After all, I can assure you, the struggles of being a Religious in modern secular Belgium are equally difficult, and made even more so by the lack of similar secure sense of Catholic identity that often accompanies traditional apostolic and contemplative life in, or out, of the convent. I have never found this to be an anti-Catholic film or an anti-Clerical one, but perhaps that is because I do not view it through the eyes of someone who grew up during the period, for me the message is universal and I would actually recommend it as viewing to perhaps strengthen any possible candidate's entry to Religious Life. You can only be promised and expect the Cross, and nothing else. Even today you will find, in all manifestations and in situations unexpected, equally heavy examples of ecstatic joy, docile mediocrity and terrible agonising pain whilst in the service of the Mystical Body of Christ, His Holy Church. Religious are not excused from being subject to terrible weaknesses, infirmities and faults, imposed from the exterior or interior, just because we wish to follow Christ according to a particular and special manifestation of the Christian vocation.

I am 27 years of age and have lived as a Religious in two houses of the same Order, in two different European countries over 5 years now. The radicality of choosing for Religious Life, in every age, makes the controversies within and surrounding The Nun's Story such compelling viewing material.

ps I have not actually seen it again since I entered Religion! There is enough to see in reality to forget the re-runs! ha ha!

Joseph Bolin said...

I haven't seen the movie, but have read the book. Richard Butler gives his analysis of the case in his work "Religious Vocation: An Unnecessary Mystery":

"By profession of religious vows a person makes a total dedication of self... The essence of this sacrifice is the vow of obedience by which one offers the gift of his own will, the very core of self.... Sister Luke, in The Nun's Story, never achieves this total dedication. (Further details omitted in order not to spoil the plot.)

I don't whether the movie presents it the same as the book, but if Butler is right in his reading of the case, perhaps her decision is not so problematic.

Jairus said...

I have watched the movie (I have a VCD of it) and I learned a lot about old practices, the cloistered life of the apostolic Sisters (?) and the silence, penance, etc. May things! It's quite long, and these days many are not interested with religous life in the movie (except when they are surprised to see Sr. Luke's hair cut down. They complain why it has no style :D). The congregation is true. Research it at wikipedia: Sisters of Charity of Jesus and Mary.

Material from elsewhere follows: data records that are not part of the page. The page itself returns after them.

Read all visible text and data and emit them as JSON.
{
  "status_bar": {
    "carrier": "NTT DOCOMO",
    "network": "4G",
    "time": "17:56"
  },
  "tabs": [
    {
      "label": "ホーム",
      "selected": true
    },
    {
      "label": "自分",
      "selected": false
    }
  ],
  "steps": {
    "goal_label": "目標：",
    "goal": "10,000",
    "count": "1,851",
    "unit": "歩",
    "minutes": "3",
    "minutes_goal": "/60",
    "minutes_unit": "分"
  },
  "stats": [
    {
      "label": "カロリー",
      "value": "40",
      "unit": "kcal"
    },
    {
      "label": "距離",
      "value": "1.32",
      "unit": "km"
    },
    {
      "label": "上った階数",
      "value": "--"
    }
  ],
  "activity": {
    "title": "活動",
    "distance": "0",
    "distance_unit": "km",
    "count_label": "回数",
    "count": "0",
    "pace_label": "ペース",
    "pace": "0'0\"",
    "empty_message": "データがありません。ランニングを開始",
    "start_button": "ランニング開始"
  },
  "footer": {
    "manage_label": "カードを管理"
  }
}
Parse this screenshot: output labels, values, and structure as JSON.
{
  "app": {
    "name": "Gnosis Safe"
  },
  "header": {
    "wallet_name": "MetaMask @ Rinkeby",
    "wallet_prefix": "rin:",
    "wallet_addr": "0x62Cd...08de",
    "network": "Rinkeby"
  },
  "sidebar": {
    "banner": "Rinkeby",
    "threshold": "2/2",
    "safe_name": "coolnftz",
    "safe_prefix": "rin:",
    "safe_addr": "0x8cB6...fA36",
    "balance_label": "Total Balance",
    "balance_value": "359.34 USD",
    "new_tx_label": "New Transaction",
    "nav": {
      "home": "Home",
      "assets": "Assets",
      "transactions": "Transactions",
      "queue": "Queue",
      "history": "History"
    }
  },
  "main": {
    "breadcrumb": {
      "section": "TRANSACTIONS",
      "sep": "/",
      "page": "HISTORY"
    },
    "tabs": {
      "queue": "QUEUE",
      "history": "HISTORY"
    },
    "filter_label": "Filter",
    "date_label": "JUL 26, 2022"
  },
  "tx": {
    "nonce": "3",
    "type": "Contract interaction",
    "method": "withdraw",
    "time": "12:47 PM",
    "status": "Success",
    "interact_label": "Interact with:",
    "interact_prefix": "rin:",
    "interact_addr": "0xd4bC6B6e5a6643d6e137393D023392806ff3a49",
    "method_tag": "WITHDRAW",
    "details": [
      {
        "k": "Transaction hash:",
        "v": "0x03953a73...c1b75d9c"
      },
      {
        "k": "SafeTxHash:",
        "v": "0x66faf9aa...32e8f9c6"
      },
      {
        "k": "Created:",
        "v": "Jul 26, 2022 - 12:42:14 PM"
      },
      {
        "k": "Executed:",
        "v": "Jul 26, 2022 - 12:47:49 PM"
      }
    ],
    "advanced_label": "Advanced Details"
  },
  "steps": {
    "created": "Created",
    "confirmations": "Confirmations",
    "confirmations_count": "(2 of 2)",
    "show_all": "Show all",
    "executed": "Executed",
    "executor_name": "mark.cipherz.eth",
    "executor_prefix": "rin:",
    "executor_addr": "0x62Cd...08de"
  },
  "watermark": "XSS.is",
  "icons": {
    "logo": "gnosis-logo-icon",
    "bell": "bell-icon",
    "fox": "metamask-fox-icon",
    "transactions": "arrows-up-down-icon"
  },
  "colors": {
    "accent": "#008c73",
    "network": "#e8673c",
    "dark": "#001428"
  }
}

While this movie is very recommendable, I know of a movie that I would not recommend: it is The Singing Nun, starring Debbie Reynolds. A Nun going to a party? I cannot imagine that. Nuns organzing dance parties? I cannot imagine that. Religious life was not well described in the film. The film was based on Sr. Luc Gabriel (coincidence? Gabrielle was named Sr. Luke) and the true singing nun rejected the film. I think you know what happened to the singing nun.. dominique - nique-nique.

By the way, what were they chanting in the entrance to novitiate?


Joseph Bolin said...

They were chanting the first part of the responsory Regnum mundi:

"Regnum mundi, et omnem ornatum saeculi contempsi propter amorem Domini nostri Jesu Christi."

I have turned down the kingdom of the world and all worldly honors, for the sake of the love of the Lord Jesus Christ.

fraterNinian said...

Dear Jarius,
The Monastic Choir, invoking the Holy Spirit, were chanting "Veni, Creator Spiritus".

You can find the Latin text here, with an English translation:


Jairus said...

Thank you very much. It's been a year since I looked for the song.. It is very beautiful.